Among the studies done in India, the strength of agreement between these two tests ranged from moderate to almost perfect. A prospective study  done among 756 patients from a district hospital in North India shows a substantial agreement like ours with a κ value of 0.6482 (95% CI: 0.5801 to 0.7163). However, Pandey et al. found moderate agreement between these two tests . The reported κ value in their retrospective study was 0.57. Whereas, a κ value of 0.86 was reported by Gupta et al. in their study, which showed almost perfect agreement between RAT and RT-PCR .
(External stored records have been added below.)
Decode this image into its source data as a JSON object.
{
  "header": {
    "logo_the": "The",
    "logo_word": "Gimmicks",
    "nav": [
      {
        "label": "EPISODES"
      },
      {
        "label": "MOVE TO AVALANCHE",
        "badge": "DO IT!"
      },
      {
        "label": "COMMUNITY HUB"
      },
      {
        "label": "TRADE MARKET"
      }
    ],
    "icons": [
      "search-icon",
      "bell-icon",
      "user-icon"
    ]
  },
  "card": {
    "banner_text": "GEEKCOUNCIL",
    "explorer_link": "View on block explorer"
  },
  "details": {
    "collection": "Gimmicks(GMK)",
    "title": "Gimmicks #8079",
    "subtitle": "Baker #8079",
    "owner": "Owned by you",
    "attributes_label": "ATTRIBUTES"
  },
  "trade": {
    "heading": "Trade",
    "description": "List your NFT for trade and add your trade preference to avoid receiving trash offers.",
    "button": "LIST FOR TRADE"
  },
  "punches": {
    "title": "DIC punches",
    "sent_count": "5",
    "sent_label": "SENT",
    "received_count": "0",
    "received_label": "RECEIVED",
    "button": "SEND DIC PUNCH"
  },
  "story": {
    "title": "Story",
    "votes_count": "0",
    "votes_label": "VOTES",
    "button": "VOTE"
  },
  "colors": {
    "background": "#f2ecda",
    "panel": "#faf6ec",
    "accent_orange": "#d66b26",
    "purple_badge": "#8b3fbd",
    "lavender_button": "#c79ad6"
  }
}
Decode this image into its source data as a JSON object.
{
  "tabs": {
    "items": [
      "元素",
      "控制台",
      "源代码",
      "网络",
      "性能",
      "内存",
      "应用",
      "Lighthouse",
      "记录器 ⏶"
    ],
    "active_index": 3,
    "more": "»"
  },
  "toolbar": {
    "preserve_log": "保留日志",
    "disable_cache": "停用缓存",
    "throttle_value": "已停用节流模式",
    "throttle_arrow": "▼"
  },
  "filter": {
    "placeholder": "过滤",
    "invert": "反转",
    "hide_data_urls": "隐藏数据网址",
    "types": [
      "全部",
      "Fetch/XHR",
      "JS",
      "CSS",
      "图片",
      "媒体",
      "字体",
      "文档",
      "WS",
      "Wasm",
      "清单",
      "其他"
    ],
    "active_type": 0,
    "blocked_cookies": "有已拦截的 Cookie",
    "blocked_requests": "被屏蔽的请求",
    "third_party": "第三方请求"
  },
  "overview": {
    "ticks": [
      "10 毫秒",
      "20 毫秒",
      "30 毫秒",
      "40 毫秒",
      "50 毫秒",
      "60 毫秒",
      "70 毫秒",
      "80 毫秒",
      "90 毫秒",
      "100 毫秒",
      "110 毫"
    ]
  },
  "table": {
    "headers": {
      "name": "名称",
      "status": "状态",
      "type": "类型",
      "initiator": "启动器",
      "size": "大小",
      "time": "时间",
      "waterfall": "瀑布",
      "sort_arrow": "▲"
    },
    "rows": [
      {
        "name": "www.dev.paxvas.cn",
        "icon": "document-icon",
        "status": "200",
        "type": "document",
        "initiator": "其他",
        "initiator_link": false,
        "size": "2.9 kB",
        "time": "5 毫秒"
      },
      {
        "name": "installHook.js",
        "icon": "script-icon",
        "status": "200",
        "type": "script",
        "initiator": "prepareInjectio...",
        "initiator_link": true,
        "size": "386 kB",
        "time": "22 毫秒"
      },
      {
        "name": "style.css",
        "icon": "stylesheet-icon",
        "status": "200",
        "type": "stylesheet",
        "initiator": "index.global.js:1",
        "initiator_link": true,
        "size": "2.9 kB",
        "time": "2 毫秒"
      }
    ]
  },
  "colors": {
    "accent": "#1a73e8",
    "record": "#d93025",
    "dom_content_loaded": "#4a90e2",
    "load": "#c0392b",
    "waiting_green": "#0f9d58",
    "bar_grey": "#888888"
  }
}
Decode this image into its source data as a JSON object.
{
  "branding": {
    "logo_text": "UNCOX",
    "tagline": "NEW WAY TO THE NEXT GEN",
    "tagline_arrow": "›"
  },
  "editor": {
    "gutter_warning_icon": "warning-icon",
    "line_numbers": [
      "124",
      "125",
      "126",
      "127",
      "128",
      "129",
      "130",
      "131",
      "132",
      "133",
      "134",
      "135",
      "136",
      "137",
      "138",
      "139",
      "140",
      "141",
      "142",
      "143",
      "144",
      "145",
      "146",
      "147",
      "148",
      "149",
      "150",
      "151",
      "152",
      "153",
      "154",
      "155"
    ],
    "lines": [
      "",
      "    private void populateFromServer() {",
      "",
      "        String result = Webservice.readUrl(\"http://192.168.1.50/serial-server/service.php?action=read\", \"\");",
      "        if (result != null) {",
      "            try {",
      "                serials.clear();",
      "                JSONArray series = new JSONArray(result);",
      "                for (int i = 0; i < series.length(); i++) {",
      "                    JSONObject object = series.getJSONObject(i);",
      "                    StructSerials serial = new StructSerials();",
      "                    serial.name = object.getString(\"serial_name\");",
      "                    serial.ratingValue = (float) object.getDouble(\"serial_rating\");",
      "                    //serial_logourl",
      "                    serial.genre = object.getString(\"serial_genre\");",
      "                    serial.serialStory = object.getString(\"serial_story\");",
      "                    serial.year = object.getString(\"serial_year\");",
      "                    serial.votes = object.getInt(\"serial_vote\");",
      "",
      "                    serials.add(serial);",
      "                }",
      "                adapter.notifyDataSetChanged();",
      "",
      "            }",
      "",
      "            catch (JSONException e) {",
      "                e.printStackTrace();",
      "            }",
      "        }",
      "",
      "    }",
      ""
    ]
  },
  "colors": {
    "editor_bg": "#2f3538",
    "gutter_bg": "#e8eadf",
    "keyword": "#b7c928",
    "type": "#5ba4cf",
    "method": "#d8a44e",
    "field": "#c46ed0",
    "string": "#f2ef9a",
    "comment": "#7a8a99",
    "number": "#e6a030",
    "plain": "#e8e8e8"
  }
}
In contrast, findings by Amer RM et al. in their cross-sectional study  on 83 COVID suspects showed much less agreement with a kappa of 0.3 (95% CI 0.16-0.59) and an accuracy of 75.9%, recommending against using RAT alone for COVID-19 diagnosis. With a smaller sample size in the Amer RM study, this sharp contrast between results needs to be interpreted carefully.
Owing to the pandemic, logistical hurdles, and the retrospective nature of the study, we did not have control over the quality of samples for both tests. However, we considered only those participants for whom the sample was taken from the recommended site as mentioned by the kit manufacturer. We also could not consider the order in which the tests were conducted. However, we did take into account the time difference (in days) between collecting samples for the respective tests. The time interval between symptom onset and sample collection could not be recorded, even though the number of subjects included in the analysis is more than the minimum required sample size calculated with the given precision. However, evidence from a larger sample study would have been more conclusive.
Evaluating the ease of conducting tests, the quick results, the lack of requiring a laboratory setup, the affordability, and the substantial agreement (κ=0.646, 95% CI 0.420 to 0.871, 92% agreement accuracy) with RT-PCR, we conclude that RAT may be a better choice for detecting SARS-CoV-2 and hence COVID-19 disease on a large scale. However, larger prospective studies would be needed to substantiate our findings.